Mentions: Examination of all potentially contributing factors to the variance in striatal mI showed that total lifetime alcohol consumed was associated with higher mI (r = 0.28, P = 0.0230; ρ = 0.24, P = 0.0493), whereas being on HAART medication was associated with lower striatal mI levels [t(65) = 1.9, P = 0.0573; χ2 = 4.2, P = 0.0395] (Figure 4).


Imaging neuroinflammation? A perspective from MR spectroscopy.

Zahr NM, Mayer D, Rohlfing T, Sullivan EV, Pfefferbaum A - Brain Pathol. (2014)

Striatal, cerebellar and pontine mI levels in H + HA individuals grouped by total lifetime alcohol consumed and medication status (HAART, yes/no). a.u. = arbitrary units; H = human immunodeficiency virus (HIV) positive; HA = HIV positive + alcoholic individuals; HAART = highly active antiretroviral HIV treatment; mI = myo-inositol; a.u. = arbitrary units.
© Copyright Policy - open-access
Related In: Results  -  Collection

License
Show All Figures
getmorefigures.php?uid=PMC4493672&req=5

fig04: Striatal, cerebellar and pontine mI levels in H + HA individuals grouped by total lifetime alcohol consumed and medication status (HAART, yes/no). a.u. = arbitrary units; H = human immunodeficiency virus (HIV) positive; HA = HIV positive + alcoholic individuals; HAART = highly active antiretroviral HIV treatment; mI = myo-inositol; a.u. = arbitrary units.
Mentions: Examination of all potentially contributing factors to the variance in striatal mI showed that total lifetime alcohol consumed was associated with higher mI (r = 0.28, P = 0.0230; ρ = 0.24, P = 0.0493), whereas being on HAART medication was associated with lower striatal mI levels [t(65) = 1.9, P = 0.0573; χ2 = 4.2, P = 0.0395] (Figure 4).

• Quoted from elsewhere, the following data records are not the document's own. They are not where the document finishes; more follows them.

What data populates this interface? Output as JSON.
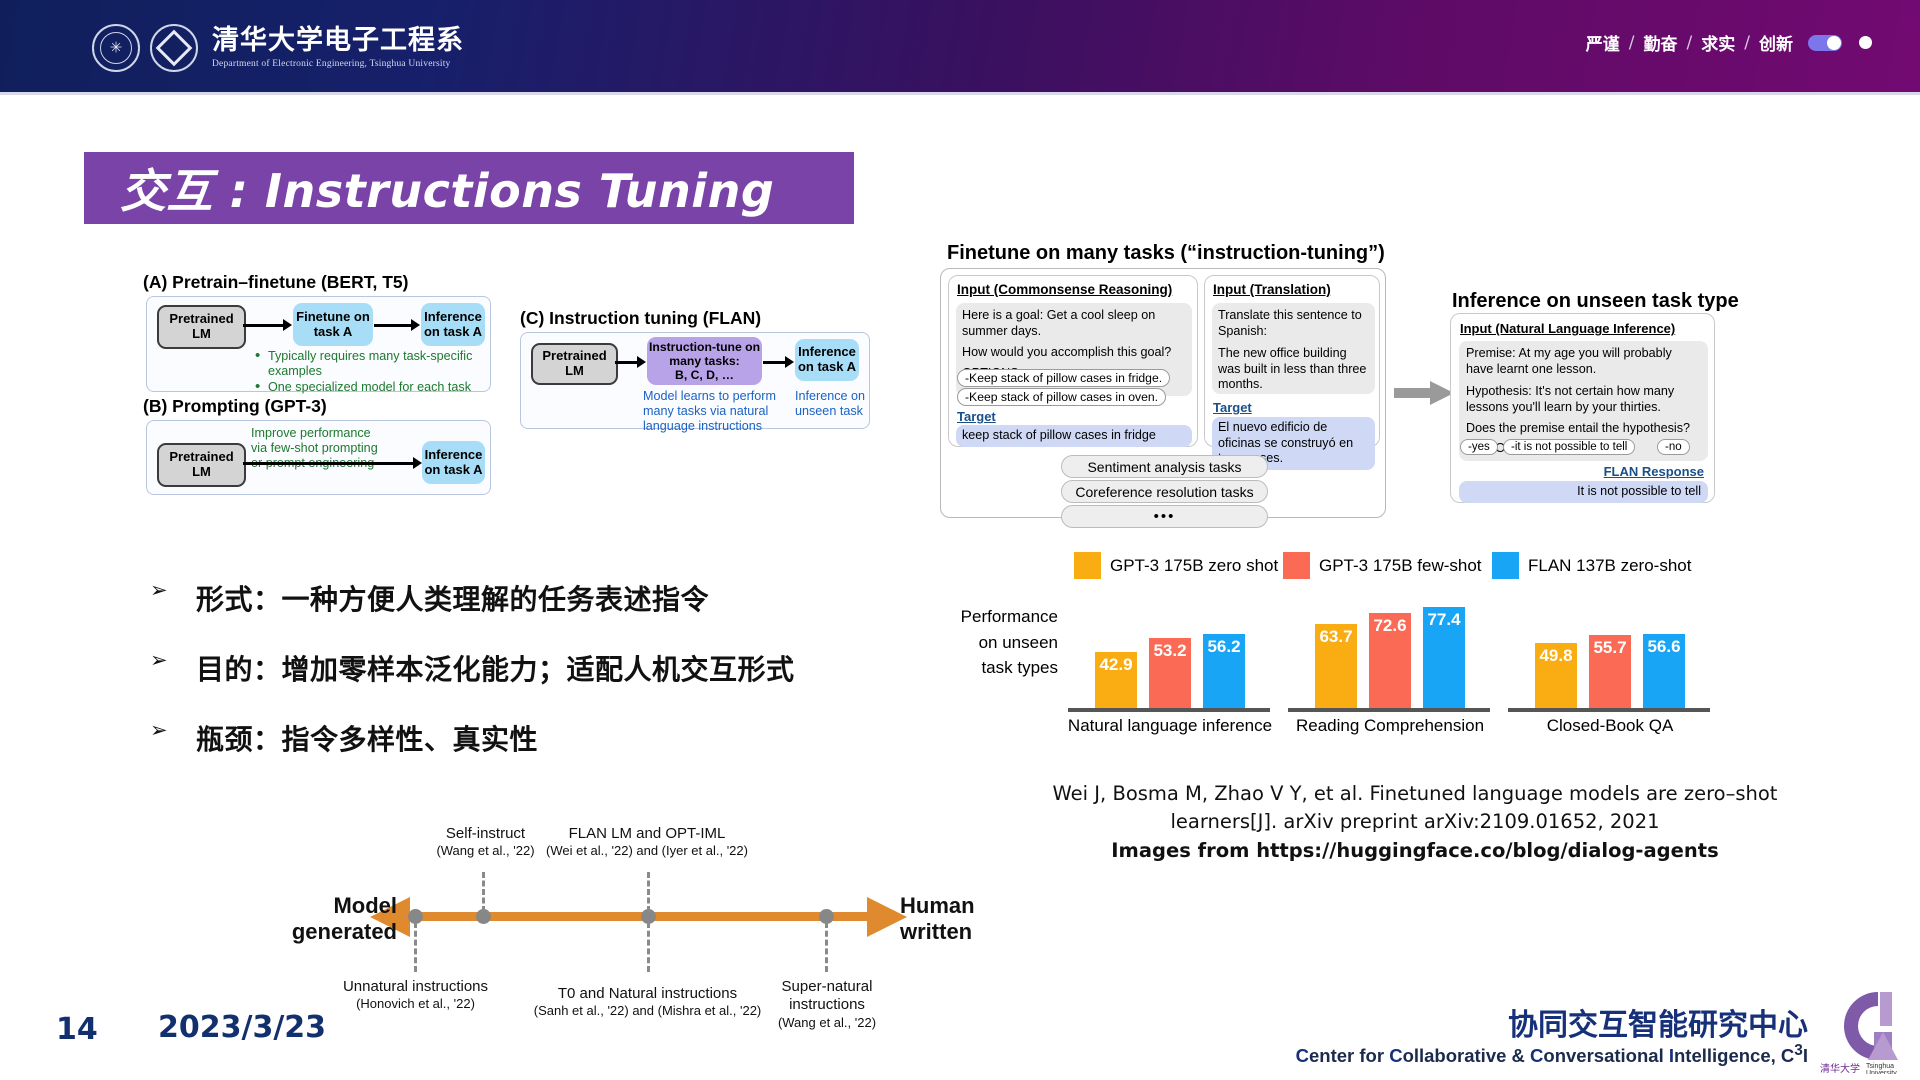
{
  "header": {
    "logo_cn": "清华大学电子工程系",
    "logo_en": "Department of Electronic Engineering, Tsinghua University",
    "motto": [
      "严谨",
      "勤奋",
      "求实",
      "创新"
    ],
    "separator": "/"
  },
  "title": {
    "text": "交互 : Instructions Tuning"
  },
  "diagrams": {
    "a": {
      "heading": "(A) Pretrain–finetune (BERT, T5)",
      "nodes": {
        "pretrained": "Pretrained\nLM",
        "finetune": "Finetune on\ntask A",
        "inference": "Inference\non task A"
      },
      "notes": [
        "Typically requires many task-specific examples",
        "One specialized model for each task"
      ]
    },
    "b": {
      "heading": "(B) Prompting (GPT-3)",
      "nodes": {
        "pretrained": "Pretrained\nLM",
        "inference": "Inference\non task A"
      },
      "note": "Improve performance\nvia few-shot prompting\nor prompt engineering"
    },
    "c": {
      "heading": "(C) Instruction tuning (FLAN)",
      "nodes": {
        "pretrained": "Pretrained\nLM",
        "tune": "Instruction-tune on\nmany tasks:\nB, C, D, …",
        "inference": "Inference\non task A"
      },
      "note_left": "Model learns to perform\nmany tasks via natural\nlanguage instructions",
      "note_right": "Inference on\nunseen task"
    }
  },
  "flan": {
    "finetune_title": "Finetune on many tasks (“instruction-tuning”)",
    "commonsense": {
      "header": "Input (Commonsense Reasoning)",
      "body_lines": [
        "Here is a goal: Get a cool sleep on summer days.",
        "How would you accomplish this goal?",
        "OPTIONS:"
      ],
      "options": [
        "-Keep stack of pillow cases in fridge.",
        "-Keep stack of pillow cases in oven."
      ],
      "target_label": "Target",
      "target_text": "keep stack of pillow cases in fridge"
    },
    "translation": {
      "header": "Input (Translation)",
      "body_lines": [
        "Translate this sentence to Spanish:",
        "The new office building was built in less than three months."
      ],
      "target_label": "Target",
      "target_text": "El nuevo edificio de oficinas se construyó en tres meses."
    },
    "more_tasks": [
      "Sentiment analysis tasks",
      "Coreference resolution tasks",
      "•••"
    ],
    "inference_title": "Inference on unseen task type",
    "nli": {
      "header": "Input (Natural Language Inference)",
      "body_lines": [
        "Premise: At my age you will probably have learnt one lesson.",
        "Hypothesis: It's not certain how many lessons you'll learn by your thirties.",
        "Does the premise entail the hypothesis?",
        "OPTIONS:"
      ],
      "options": [
        "-yes",
        "-it is not possible to tell",
        "-no"
      ],
      "response_label": "FLAN Response",
      "response_text": "It is not possible to tell"
    }
  },
  "bullets": [
    {
      "marker": "➢",
      "text": "形式：一种方便人类理解的任务表述指令"
    },
    {
      "marker": "➢",
      "text": "目的：增加零样本泛化能力；适配人机交互形式"
    },
    {
      "marker": "➢",
      "text": "瓶颈：指令多样性、真实性"
    }
  ],
  "chart_data": {
    "type": "bar",
    "title": "",
    "ylabel": "Performance on unseen task types",
    "ylabel_lines": [
      "Performance",
      "on unseen",
      "task types"
    ],
    "categories": [
      "Natural language inference",
      "Reading Comprehension",
      "Closed-Book QA"
    ],
    "series": [
      {
        "name": "GPT-3 175B zero shot",
        "color": "#f9ad13",
        "values": [
          42.9,
          63.7,
          49.8
        ]
      },
      {
        "name": "GPT-3 175B few-shot",
        "color": "#fb6a55",
        "values": [
          53.2,
          72.6,
          55.7
        ]
      },
      {
        "name": "FLAN 137B zero-shot",
        "color": "#18a5f5",
        "values": [
          56.2,
          77.4,
          56.6
        ]
      }
    ],
    "ylim": [
      0,
      90
    ],
    "grid": false,
    "legend_position": "top"
  },
  "citation": {
    "line1": "Wei J, Bosma M, Zhao V Y, et al. Finetuned language models are zero–shot",
    "line2": "learners[J]. arXiv preprint arXiv:2109.01652, 2021",
    "line3": "Images from https://huggingface.co/blog/dialog-agents"
  },
  "timeline": {
    "left_label": "Model\ngenerated",
    "right_label": "Human\nwritten",
    "above": [
      {
        "name": "Self-instruct",
        "cite": "(Wang et al., '22)"
      },
      {
        "name": "FLAN LM and OPT-IML",
        "cite": "(Wei et al., '22) and (Iyer et al., '22)"
      }
    ],
    "below": [
      {
        "name": "Unnatural instructions",
        "cite": "(Honovich et al., '22)"
      },
      {
        "name": "T0 and Natural instructions",
        "cite": "(Sanh et al., '22) and (Mishra et al., '22)"
      },
      {
        "name": "Super-natural\ninstructions",
        "cite": "(Wang et al., '22)"
      }
    ]
  },
  "footer": {
    "page_number": "14",
    "date": "2023/3/23",
    "center_cn": "协同交互智能研究中心",
    "center_en_parts": [
      "C",
      "enter for ",
      "C",
      "ollaborative & ",
      "C",
      "onversational ",
      "I",
      "ntelligence, C",
      "3",
      "I"
    ],
    "center_en": "Center for Collaborative & Conversational Intelligence, C3I",
    "logo_cn": "清华大学",
    "logo_en": "Tsinghua University"
  },
  "colors": {
    "header_navy": "#101f5c",
    "header_purple": "#720a72",
    "banner_purple": "#7a43a8",
    "footer_blue": "#16307a",
    "timeline_orange": "#e08a30"
  }
}
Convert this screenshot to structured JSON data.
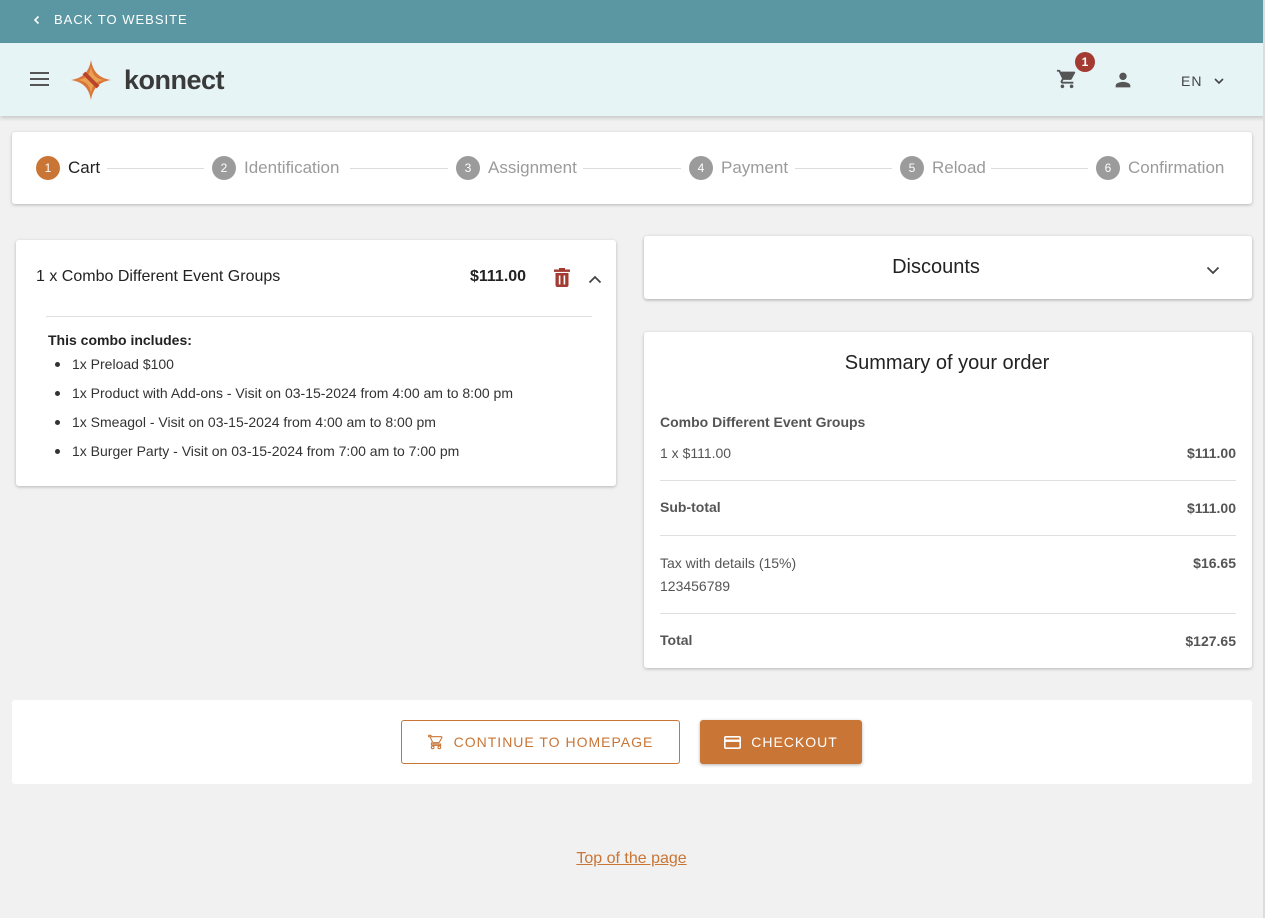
{
  "topbar": {
    "back_label": "BACK TO WEBSITE"
  },
  "header": {
    "brand": "konnect",
    "cart_count": "1",
    "language": "EN"
  },
  "stepper": [
    {
      "num": "1",
      "label": "Cart"
    },
    {
      "num": "2",
      "label": "Identification"
    },
    {
      "num": "3",
      "label": "Assignment"
    },
    {
      "num": "4",
      "label": "Payment"
    },
    {
      "num": "5",
      "label": "Reload"
    },
    {
      "num": "6",
      "label": "Confirmation"
    }
  ],
  "cart": {
    "item_title": "1 x Combo Different Event Groups",
    "item_price": "$111.00",
    "combo_label": "This combo includes:",
    "combo_items": [
      "1x Preload $100",
      "1x Product with Add-ons - Visit on 03-15-2024 from 4:00 am to 8:00 pm",
      "1x Smeagol - Visit on 03-15-2024 from 4:00 am to 8:00 pm",
      "1x Burger Party - Visit on 03-15-2024 from 7:00 am to 7:00 pm"
    ]
  },
  "discounts": {
    "title": "Discounts"
  },
  "summary": {
    "title": "Summary of your order",
    "product_name": "Combo Different Event Groups",
    "product_qty": "1 x $111.00",
    "product_total": "$111.00",
    "subtotal_label": "Sub-total",
    "subtotal_value": "$111.00",
    "tax_label": "Tax with details (15%)",
    "tax_detail": "123456789",
    "tax_value": "$16.65",
    "total_label": "Total",
    "total_value": "$127.65"
  },
  "actions": {
    "continue_label": "CONTINUE TO HOMEPAGE",
    "checkout_label": "CHECKOUT"
  },
  "footer": {
    "top_link": "Top of the page"
  },
  "colors": {
    "topbar": "#5b97a3",
    "header": "#e6f4f6",
    "accent": "#c97535",
    "badge": "#a33b33"
  }
}
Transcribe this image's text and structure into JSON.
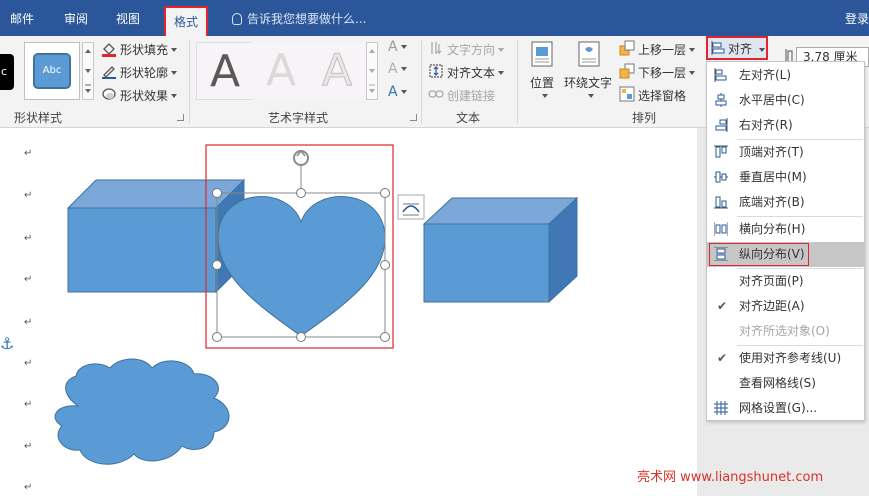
{
  "tabs": [
    {
      "label": "邮件"
    },
    {
      "label": "审阅"
    },
    {
      "label": "视图"
    },
    {
      "label": "格式",
      "active": true
    }
  ],
  "tell_me_placeholder": "告诉我您想要做什么...",
  "login_label": "登录",
  "ribbon": {
    "shape_styles": {
      "sample_left": "c",
      "sample_label": "Abc",
      "fill_label": "形状填充",
      "outline_label": "形状轮廓",
      "effect_label": "形状效果",
      "group_label": "形状样式"
    },
    "wordart": {
      "letters": [
        "A",
        "A",
        "A"
      ],
      "side_letters": [
        "A",
        "A",
        "A"
      ],
      "group_label": "艺术字样式"
    },
    "text": {
      "direction_label": "文字方向",
      "align_label": "对齐文本",
      "link_label": "创建链接",
      "group_label": "文本"
    },
    "arrange": {
      "position_label": "位置",
      "wrap_label": "环绕文字",
      "forward_label": "上移一层",
      "backward_label": "下移一层",
      "pane_label": "选择窗格",
      "group_label": "排列"
    },
    "align_button_label": "对齐",
    "size_value": "3.78 厘米"
  },
  "align_menu": {
    "items": [
      {
        "label": "左对齐(L)",
        "icon": "align-left-icon"
      },
      {
        "label": "水平居中(C)",
        "icon": "align-center-icon"
      },
      {
        "label": "右对齐(R)",
        "icon": "align-right-icon"
      },
      {
        "label": "顶端对齐(T)",
        "icon": "align-top-icon"
      },
      {
        "label": "垂直居中(M)",
        "icon": "align-middle-icon"
      },
      {
        "label": "底端对齐(B)",
        "icon": "align-bottom-icon"
      },
      {
        "label": "横向分布(H)",
        "icon": "distribute-horizontal-icon"
      },
      {
        "label": "纵向分布(V)",
        "icon": "distribute-vertical-icon",
        "highlighted": true
      },
      {
        "label": "对齐页面(P)"
      },
      {
        "label": "对齐边距(A)",
        "checked": true
      },
      {
        "label": "对齐所选对象(O)",
        "disabled": true
      },
      {
        "label": "使用对齐参考线(U)",
        "checked": true
      },
      {
        "label": "查看网格线(S)"
      },
      {
        "label": "网格设置(G)...",
        "icon": "grid-icon"
      }
    ]
  },
  "paragraph_mark": "↵",
  "colors": {
    "title_bar": "#2b579a",
    "shape_fill": "#5b9bd5",
    "highlight_border": "#e0262a"
  },
  "watermark": "亮术网 www.liangshunet.com"
}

Bottom Line: Significant four-group comparisons were evident only for striatal choline-containing compounds (Cho) and myo-inositol (mI), which follow-up analysis demonstrated were due to higher levels in HA compared with C individuals.Higher levels of mI were related to greater lifetime alcohol consumed, whereas HAART was associated with lower mI levels.The current results suggest that competing mechanisms can influence in vivo Cho and mI levels, and that elevations in these metabolites cannot necessarily be interpreted as reflecting a single underlying mechanism, including neuroinflammation.

View Article: PubMed Central - PubMed

Affiliation: Department of Psychiatry and Behavioral Sciences, Stanford University School of Medicine (MC5723), Stanford, CA; Neuroscience Program, SRI International, Menlo Park, CA.

Show MeSH
Related in: MedlinePlus